Stored data entries:
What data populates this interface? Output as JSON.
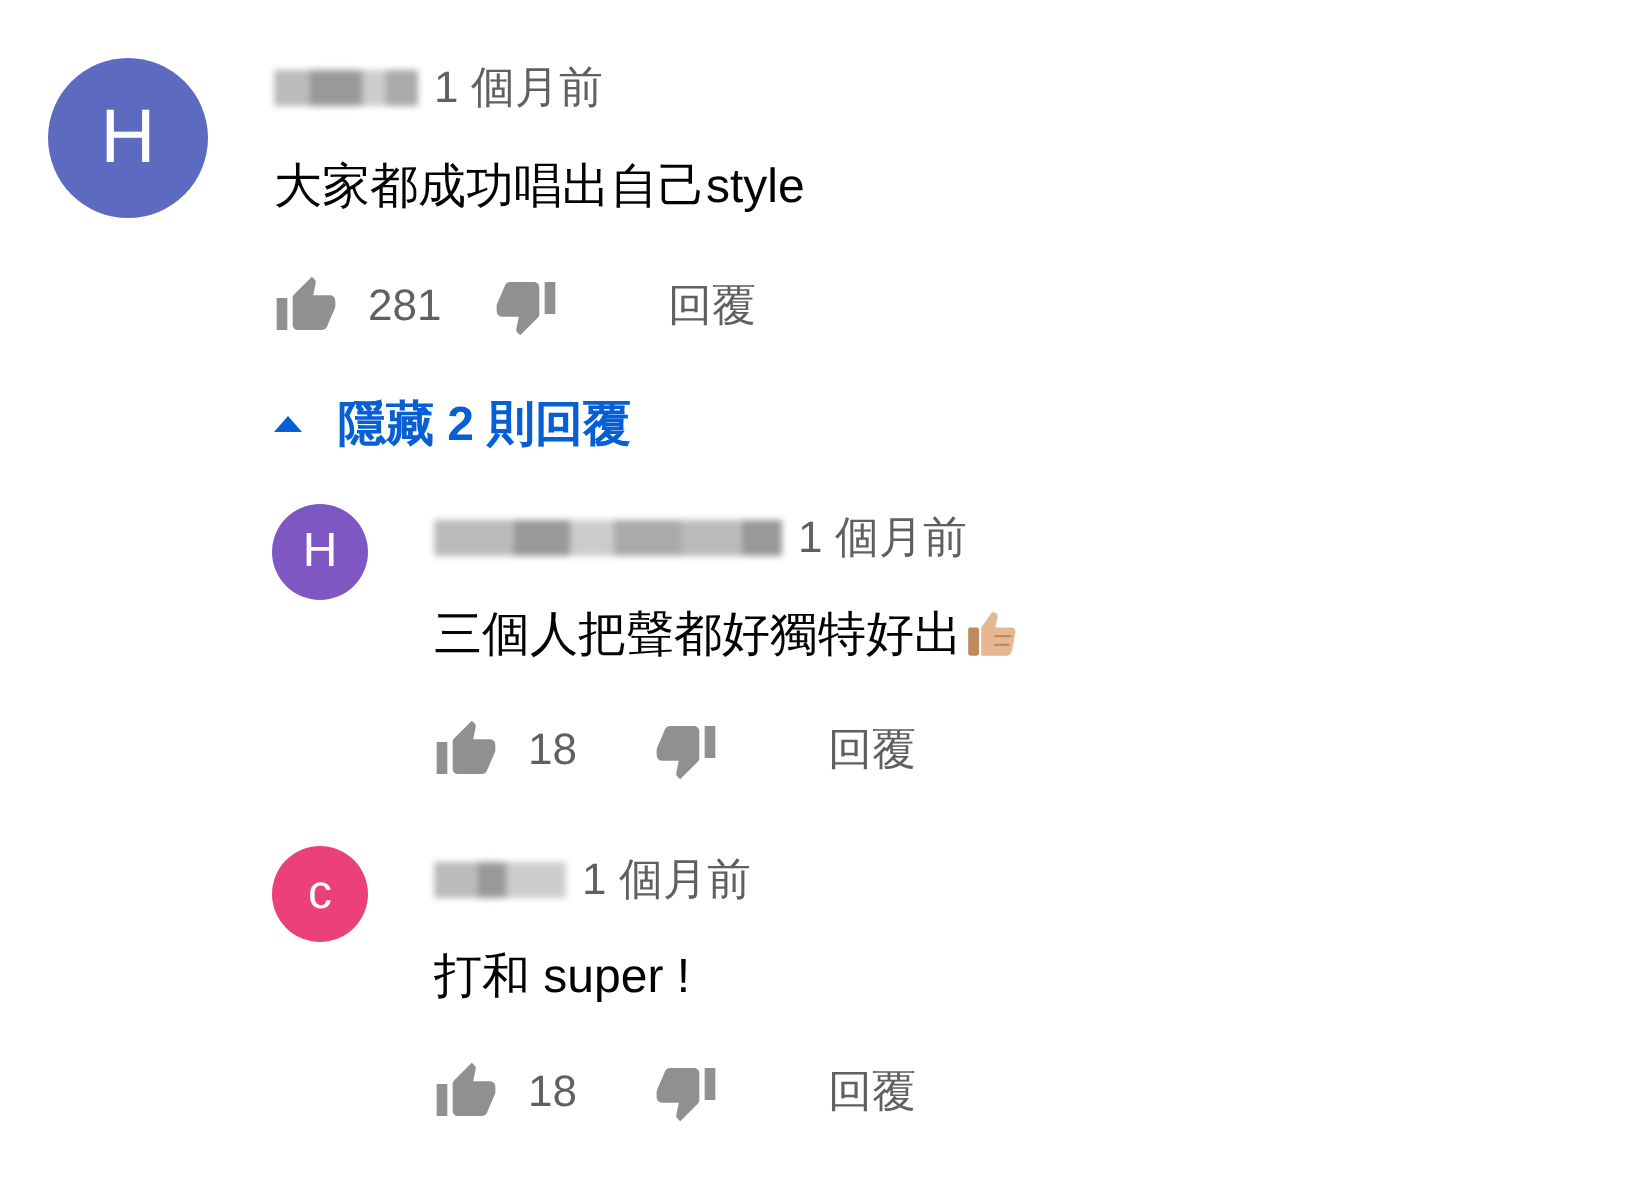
{
  "comment": {
    "letter": "H",
    "color": "#5c6bc0",
    "time": "1 個月前",
    "text": "大家都成功唱出自己style",
    "likes": "281",
    "reply_label": "回覆"
  },
  "replies_toggle": {
    "expanded": true,
    "label": "隱藏 2 則回覆"
  },
  "replies": [
    {
      "letter": "H",
      "color": "#7e57c2",
      "time": "1 個月前",
      "text": "三個人把聲都好獨特好出",
      "thumbs_up_emoji": true,
      "likes": "18",
      "reply_label": "回覆"
    },
    {
      "letter": "c",
      "color": "#ec407a",
      "time": "1 個月前",
      "text": "打和 super !",
      "likes": "18",
      "reply_label": "回覆"
    }
  ]
}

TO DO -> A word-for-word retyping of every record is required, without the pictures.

REPLY ->
What data populates this interface? Output as JSON.
{
  "comment": {
    "letter": "H",
    "color": "#5c6bc0",
    "time": "1 個月前",
    "text": "大家都成功唱出自己style",
    "likes": "281",
    "reply_label": "回覆"
  },
  "replies_toggle": {
    "expanded": true,
    "label": "隱藏 2 則回覆"
  },
  "replies": [
    {
      "letter": "H",
      "color": "#7e57c2",
      "time": "1 個月前",
      "text": "三個人把聲都好獨特好出",
      "thumbs_up_emoji": true,
      "likes": "18",
      "reply_label": "回覆"
    },
    {
      "letter": "c",
      "color": "#ec407a",
      "time": "1 個月前",
      "text": "打和 super !",
      "likes": "18",
      "reply_label": "回覆"
    }
  ]
}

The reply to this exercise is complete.